A sampling of our screen can be found at the top of the article. Please understand that a stock screen is only a starting point and much more work is required before investing into any stock. However, what type of company are we looking for as a result of our screen?

By nature of our screen it tends to select small to mid-size cap stocks. These stocks market capitalization ranges from between $2 billion (small) and $10 billion (mid-size). Large capitalization stocks occasionally do pass the screen. The screen seeks out companies with low debt to ensure short-term obligations can be paid and that interest expense does not become excessively large. Stocks with lower price-to-earnings ratio compared to the industry average may be undervalued. We compliment the PE ratio by applying the growth rate to generate stocks that reflect strong growth relative to the PE ratio. We look for companies with sustained earnings growth. To accomplish this, we require EPS greater than the prior year for three consecutive years. Finally, to avoid "penny stocks" i.e. highly volatile stocks, the screen selects only companies with stock prices in excess of $5 per share. Additionally, we exclude stocks trading on the over-the-counter exchange for the same reason.

Upon generation of our stock screen, each student selects one or two stocks to watch and evaluate. At each meeting, students share their evaluations to the club. A student that has a good stock will propose a $1,000 or $2,000 investment. After a discussion, the club will vote on the proposal. If majority are in support, then the investment will be made.

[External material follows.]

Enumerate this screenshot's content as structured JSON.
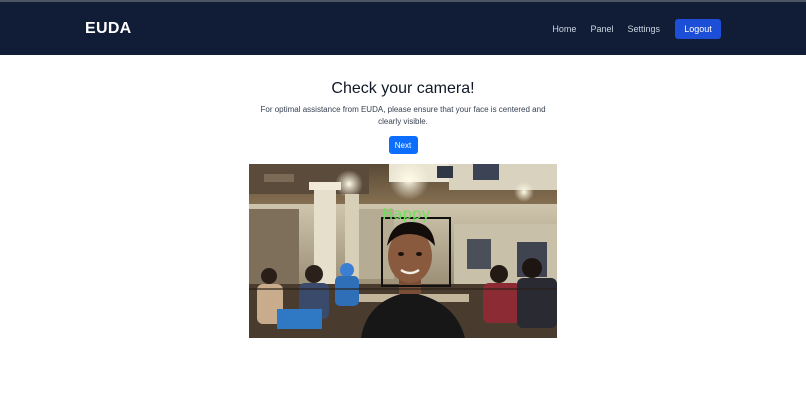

The Manheim Central Student Investment Club (mcsic) contains student opinions, and none of the information contained therein constitutes a recommendation by mcsic that any particular security, portfolio of securities, transaction, or investment strategy is suitable for any specific person. You further understand that mcsic will not advise you personally concerning the nature, potential, value or suitability of any particular security, portfolio of securities, transaction, investment strategy or other matter. To the extent any of the information contained in mcsic may be deemed to be investment advice, such information is impersonal and not tailored to the investment needs of any specific person. Te Manheim Central Student Investment Club's past results are not necessarily indicative of future performance.